You seem really keen on getting a camera that has all the bells and whistles... the highest quality available... all the features anyone would ever want... with your discussion of color space, 4K, RAW recording, high frame rates, and a myriad of other things... and you've discussed some very high-end cameras, features/ability-wise (although not really price-wise).

And there's nothing wrong with that.

But on the flip side, you say this will be used to teach 16yo+ high school students, who are apparently starting from zero ("I'll have to teach everyone else about aperture, iso, shutter, zebras, focus peaking, ND, basically everything...").

There's also nothing wrong with starting from scratch, either... we've all been there.

I'm not sure those two things are the best marriage, though. You don't teach someone to drive in a Formula 1 car.

For someone fresh just learning, the ability to shoot RAW, or 4K, or worrying about 4.0.0 vs 4.2.2 vs 4.4.4 are, at least to me, wildly inconsequential. Oh they are important things in the long haul, but they don't even crack the top 100 of things I think a newbie needs to start learning right off the bat, or even be concerned with for quite a long while.

For a ground-up teaching environment, to me a better choice might be to consider cameras that are as easy and user-friendly as possible... something to teach the basics on. I couldn't make any recommendations, as I haven't worked with that level of gear in a long time, but I know there are scads of cameras that would fit the bill and would be a lot easier from a technical standpoint to learn on than the complex ones. To me, I wouldn't want teaching the aesthetics of cinematography to be hampered by a beginning student's frustration over the technical side.

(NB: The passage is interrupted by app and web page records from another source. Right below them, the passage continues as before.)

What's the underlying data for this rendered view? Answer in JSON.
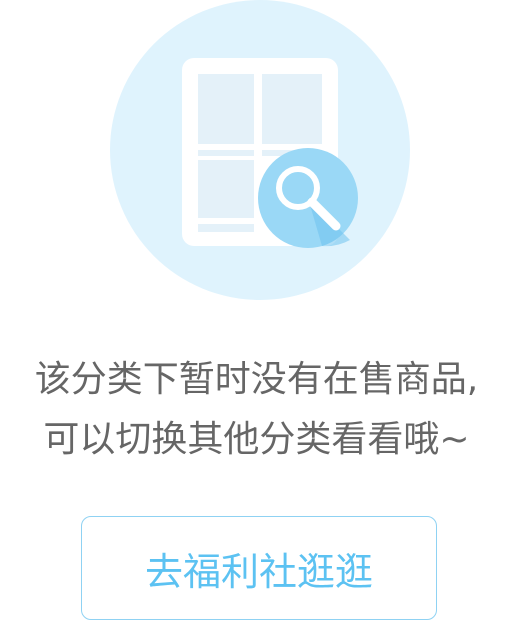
{
  "empty_state": {
    "illustration_icon": "document-search-icon",
    "message_line1": "该分类下暂时没有在售商品,",
    "message_line2": "可以切换其他分类看看哦~",
    "button_label": "去福利社逛逛"
  },
  "colors": {
    "circle_bg": "#dff3fd",
    "doc_bg": "#ffffff",
    "doc_panel": "#e4f1f9",
    "magnifier_bg": "#9ad8f6",
    "magnifier_shadow": "#6fc3ee",
    "text": "#666666",
    "button_text": "#5cc2f2",
    "button_border": "#8fd2f3"
  }
}
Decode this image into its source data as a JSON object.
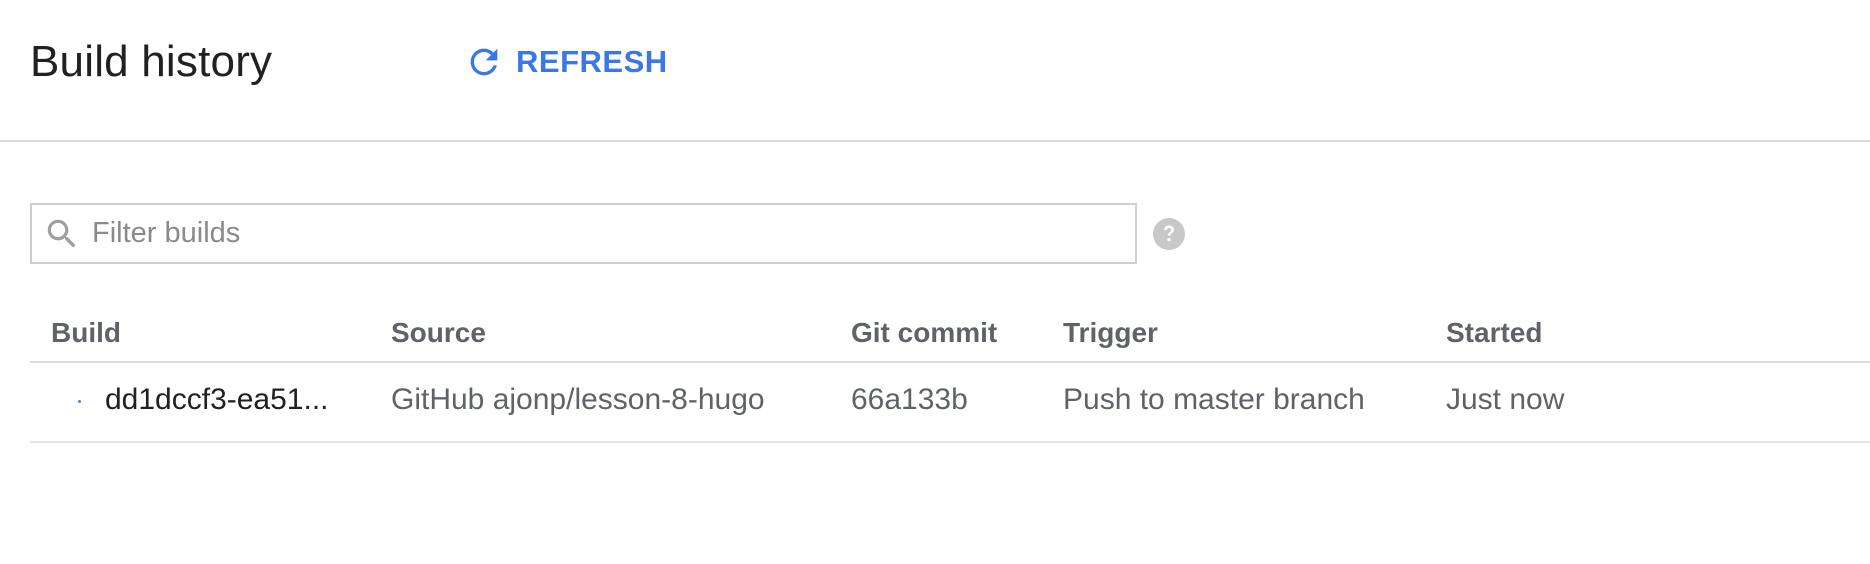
{
  "header": {
    "title": "Build history",
    "refresh_label": "REFRESH"
  },
  "filter": {
    "placeholder": "Filter builds",
    "value": ""
  },
  "table": {
    "columns": {
      "build": "Build",
      "source": "Source",
      "commit": "Git commit",
      "trigger": "Trigger",
      "started": "Started"
    },
    "rows": [
      {
        "build": "dd1dccf3-ea51...",
        "source": "GitHub ajonp/lesson-8-hugo",
        "commit": "66a133b",
        "trigger": "Push to master branch",
        "started": "Just now"
      }
    ]
  },
  "icons": {
    "refresh": "refresh-icon",
    "search": "search-icon",
    "help": "help-icon",
    "status": "status-dot-icon"
  },
  "colors": {
    "accent": "#3b78e7",
    "status_dot": "#4285f4",
    "icon_gray": "#9e9e9e",
    "help_gray": "#c8c8c8"
  }
}
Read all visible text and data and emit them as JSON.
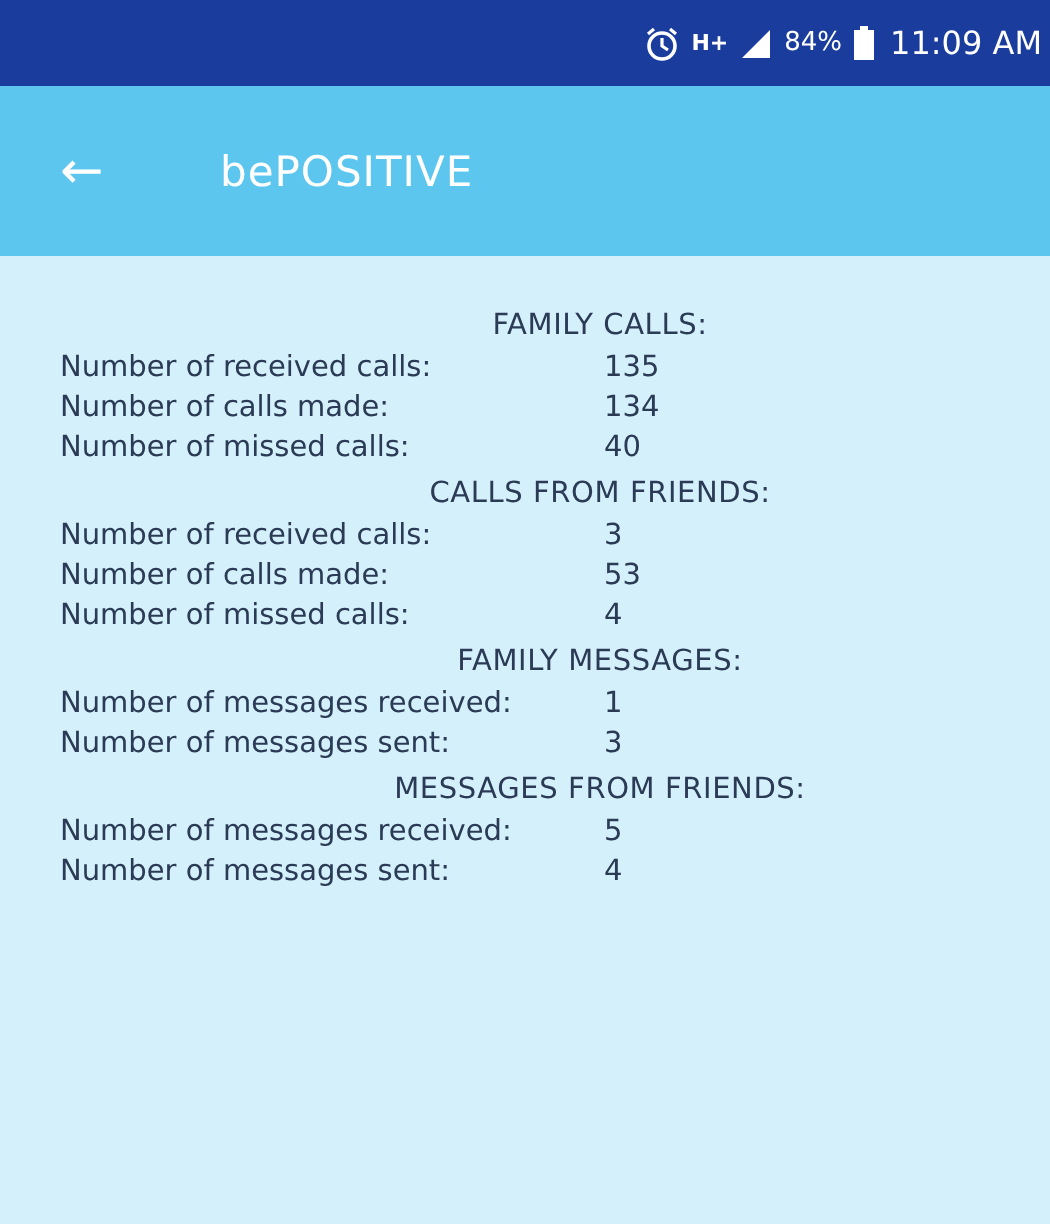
{
  "status_bar": {
    "network": "H+",
    "battery": "84%",
    "time": "11:09 AM"
  },
  "app_bar": {
    "back": "←",
    "title": "bePOSITIVE"
  },
  "sections": [
    {
      "title": "FAMILY CALLS:",
      "rows": [
        {
          "label": "Number of received calls:",
          "value": "135"
        },
        {
          "label": "Number of calls made:",
          "value": "134"
        },
        {
          "label": "Number of missed calls:",
          "value": "40"
        }
      ]
    },
    {
      "title": "CALLS FROM FRIENDS:",
      "rows": [
        {
          "label": "Number of received calls:",
          "value": "3"
        },
        {
          "label": "Number of calls made:",
          "value": "53"
        },
        {
          "label": "Number of missed calls:",
          "value": "4"
        }
      ]
    },
    {
      "title": "FAMILY MESSAGES:",
      "rows": [
        {
          "label": "Number of messages received:",
          "value": "1"
        },
        {
          "label": "Number of messages sent:",
          "value": "3"
        }
      ]
    },
    {
      "title": "MESSAGES FROM FRIENDS:",
      "rows": [
        {
          "label": "Number of messages received:",
          "value": "5"
        },
        {
          "label": "Number of messages sent:",
          "value": "4"
        }
      ]
    }
  ]
}
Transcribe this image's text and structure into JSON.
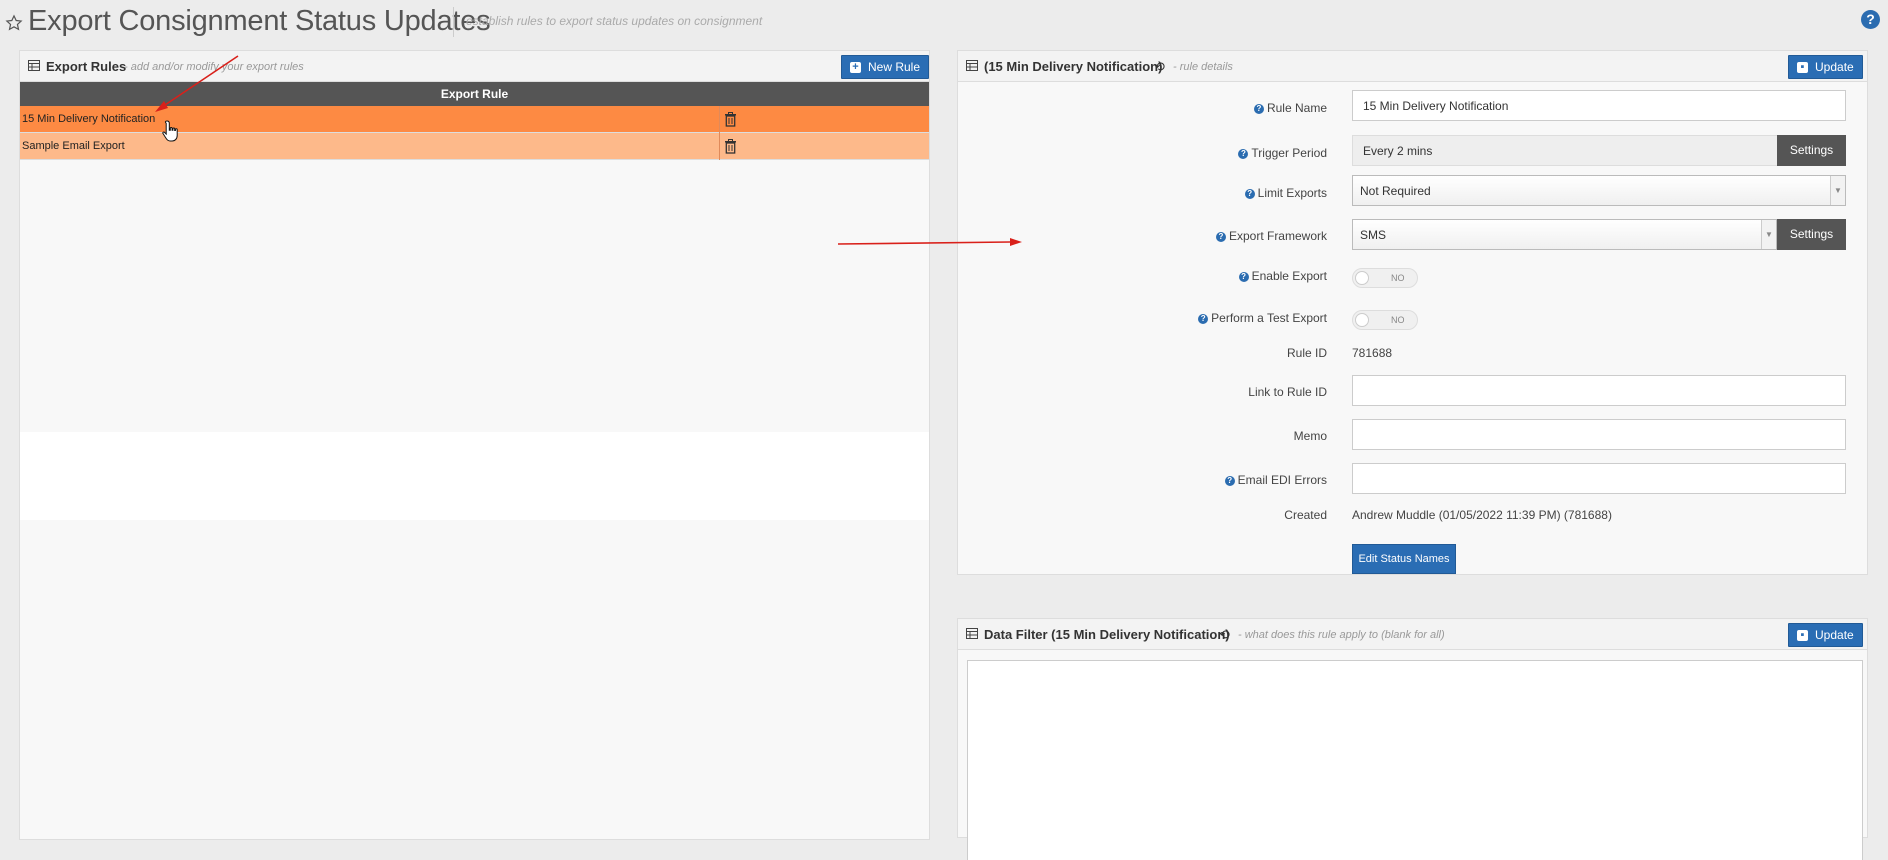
{
  "header": {
    "title": "Export Consignment Status Updates",
    "subtitle": "establish rules to export status updates on consignment"
  },
  "rules_panel": {
    "title": "Export Rules",
    "subtitle": "- add and/or modify your export rules",
    "new_rule_label": "New Rule",
    "table": {
      "column_header": "Export Rule",
      "rows": [
        {
          "name": "15 Min Delivery Notification",
          "selected": true
        },
        {
          "name": "Sample Email Export",
          "selected": false
        }
      ]
    }
  },
  "details_panel": {
    "title": "(15 Min Delivery Notification)",
    "subtitle": "- rule details",
    "update_label": "Update",
    "fields": {
      "rule_name_label": "Rule Name",
      "rule_name_value": "15 Min Delivery Notification",
      "trigger_period_label": "Trigger Period",
      "trigger_period_value": "Every 2 mins",
      "settings_label": "Settings",
      "limit_exports_label": "Limit Exports",
      "limit_exports_value": "Not Required",
      "export_framework_label": "Export Framework",
      "export_framework_value": "SMS",
      "enable_export_label": "Enable Export",
      "enable_export_value": "NO",
      "test_export_label": "Perform a Test Export",
      "test_export_value": "NO",
      "rule_id_label": "Rule ID",
      "rule_id_value": "781688",
      "link_rule_label": "Link to Rule ID",
      "link_rule_value": "",
      "memo_label": "Memo",
      "memo_value": "",
      "email_edi_label": "Email EDI Errors",
      "email_edi_value": "",
      "created_label": "Created",
      "created_value": "Andrew Muddle (01/05/2022 11:39 PM) (781688)"
    },
    "edit_status_label": "Edit Status Names"
  },
  "filter_panel": {
    "title": "Data Filter (15 Min Delivery Notification)",
    "subtitle": "- what does this rule apply to (blank for all)",
    "update_label": "Update"
  },
  "icons": {
    "help": "question-circle-icon",
    "star": "star-icon",
    "grid": "table-icon",
    "history": "history-icon",
    "trash": "trash-icon",
    "save": "save-icon",
    "plus": "plus-icon"
  },
  "colors": {
    "accent_blue": "#2a6db4",
    "selected_row": "#fd8a43",
    "row_alt": "#fdb98a",
    "annotation_red": "#d9201a"
  }
}
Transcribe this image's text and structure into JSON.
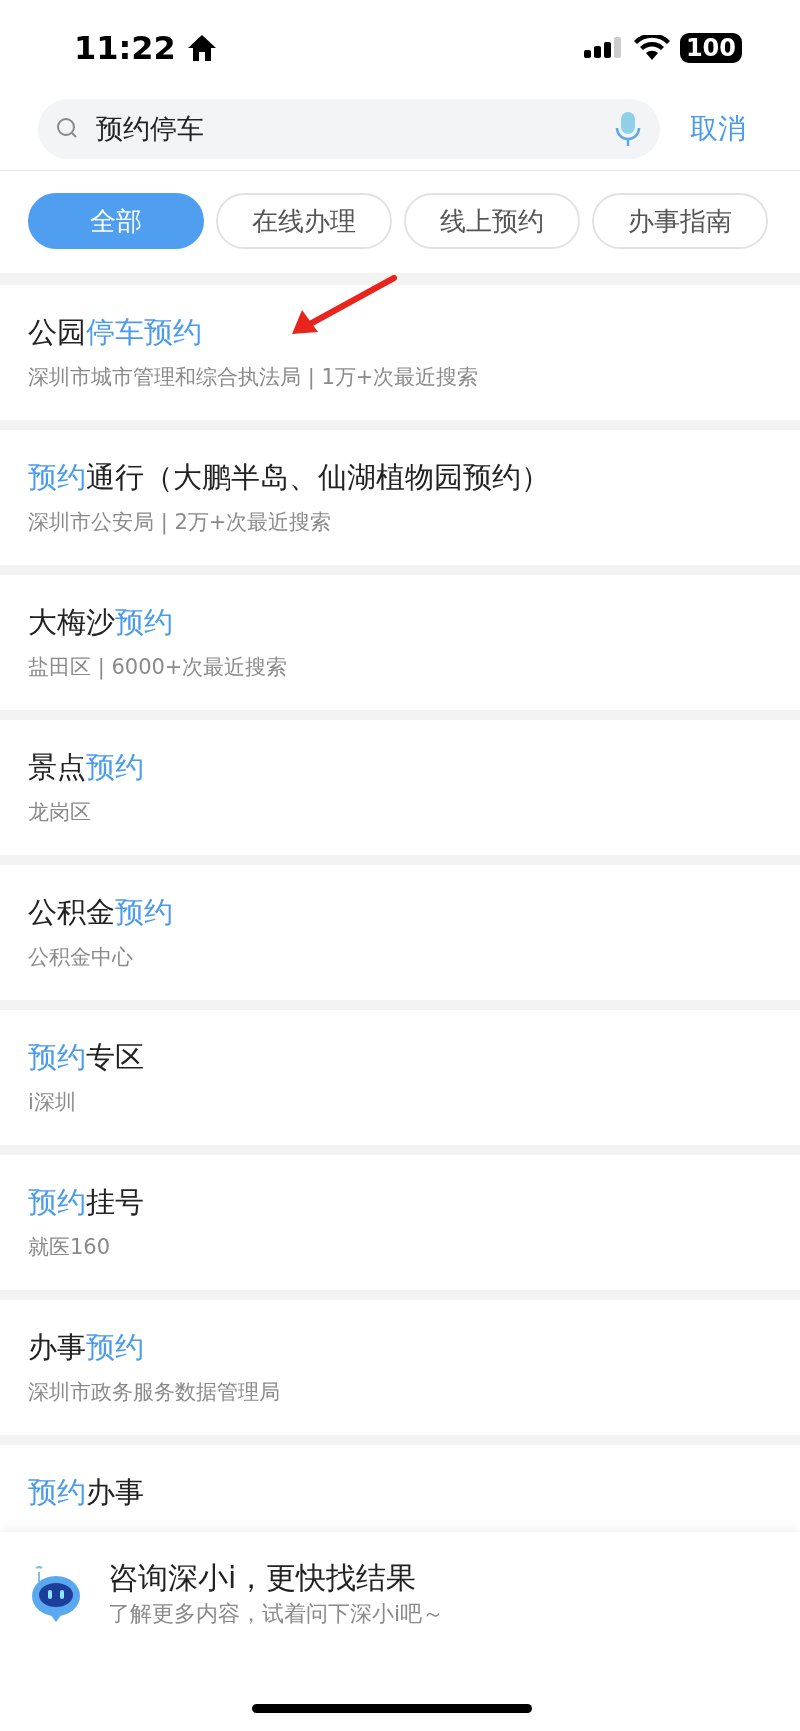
{
  "status_bar": {
    "time": "11:22",
    "battery": "100"
  },
  "search": {
    "value": "预约停车",
    "cancel": "取消"
  },
  "filters": [
    {
      "label": "全部",
      "selected": true
    },
    {
      "label": "在线办理",
      "selected": false
    },
    {
      "label": "线上预约",
      "selected": false
    },
    {
      "label": "办事指南",
      "selected": false
    }
  ],
  "results": [
    {
      "title": [
        {
          "text": "公园",
          "highlight": false
        },
        {
          "text": "停车预约",
          "highlight": true
        }
      ],
      "subtitle": "深圳市城市管理和综合执法局 | 1万+次最近搜索"
    },
    {
      "title": [
        {
          "text": "预约",
          "highlight": true
        },
        {
          "text": "通行（大鹏半岛、仙湖植物园预约）",
          "highlight": false
        }
      ],
      "subtitle": "深圳市公安局 | 2万+次最近搜索"
    },
    {
      "title": [
        {
          "text": "大梅沙",
          "highlight": false
        },
        {
          "text": "预约",
          "highlight": true
        }
      ],
      "subtitle": "盐田区 | 6000+次最近搜索"
    },
    {
      "title": [
        {
          "text": "景点",
          "highlight": false
        },
        {
          "text": "预约",
          "highlight": true
        }
      ],
      "subtitle": "龙岗区"
    },
    {
      "title": [
        {
          "text": "公积金",
          "highlight": false
        },
        {
          "text": "预约",
          "highlight": true
        }
      ],
      "subtitle": "公积金中心"
    },
    {
      "title": [
        {
          "text": "预约",
          "highlight": true
        },
        {
          "text": "专区",
          "highlight": false
        }
      ],
      "subtitle": "i深圳"
    },
    {
      "title": [
        {
          "text": "预约",
          "highlight": true
        },
        {
          "text": "挂号",
          "highlight": false
        }
      ],
      "subtitle": "就医160"
    },
    {
      "title": [
        {
          "text": "办事",
          "highlight": false
        },
        {
          "text": "预约",
          "highlight": true
        }
      ],
      "subtitle": "深圳市政务服务数据管理局"
    },
    {
      "title": [
        {
          "text": "预约",
          "highlight": true
        },
        {
          "text": "办事",
          "highlight": false
        }
      ]
    }
  ],
  "assistant": {
    "title": "咨询深小i，更快找结果",
    "subtitle": "了解更多内容，试着问下深小i吧～"
  }
}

Just my two cents.

T2

__________________________________
Todd Terry
Creative Director
Fantastic Plastic Entertainment, Inc.
fantasticplastic.com



Return to posts index


Rick Wise
Re: Introducing Cinematography to Mainly Broadcasting Program
on Sep 24, 2014 at 7:16:46 pm

I so agree with Todd. Starting out a student has so many basic issues to learn. A camera such as the Sony Nx30 (http://www.bhphotovideo.com/c/product/853433-REG/Sony_HXR_NX30_HD_Compact_C...) with it's excellent "auto" functions and amazing stabilizing system might be a good bet. $1,790, and on sale for $200 off up to the end of the month.

Rick Wise
Cinematographer
MFA/BFA Lighting and Camera Instructor Academy of Art University
San Francisco Bay Area
http://www.RickWiseDP.com


Return to posts index

Richard Herd
Re: Introducing Cinematography to Mainly Broadcasting Program
on Sep 24, 2014 at 7:32:08 pm

You nailed it!

They first need to learn film language ... and have fun doing it, with results they can show people.

They need to see lots of examples.

One assignment I used (and would use again) is called "Pass the Salt." It's 10 lines of dialogue that make no sense whatsoever, so they learn subtext in acting--bringing meaning to the words with the tone of their voice, and then they have to film classmates reciting it in standard coverage (WS, MS, CU, OTS), and then edit it together. Really, the DV1 class I mentioned was a writing class, because it's pretty hard to film a movie without a script.

My curriculum is available if anyone wants it, stored on google docs.


Return to posts index

<< PREVIOUS   •   VIEW ALL   •   PRINT   •   NEXT >>
© 2017 CreativeCOW.net All Rights Reserved
[TOP]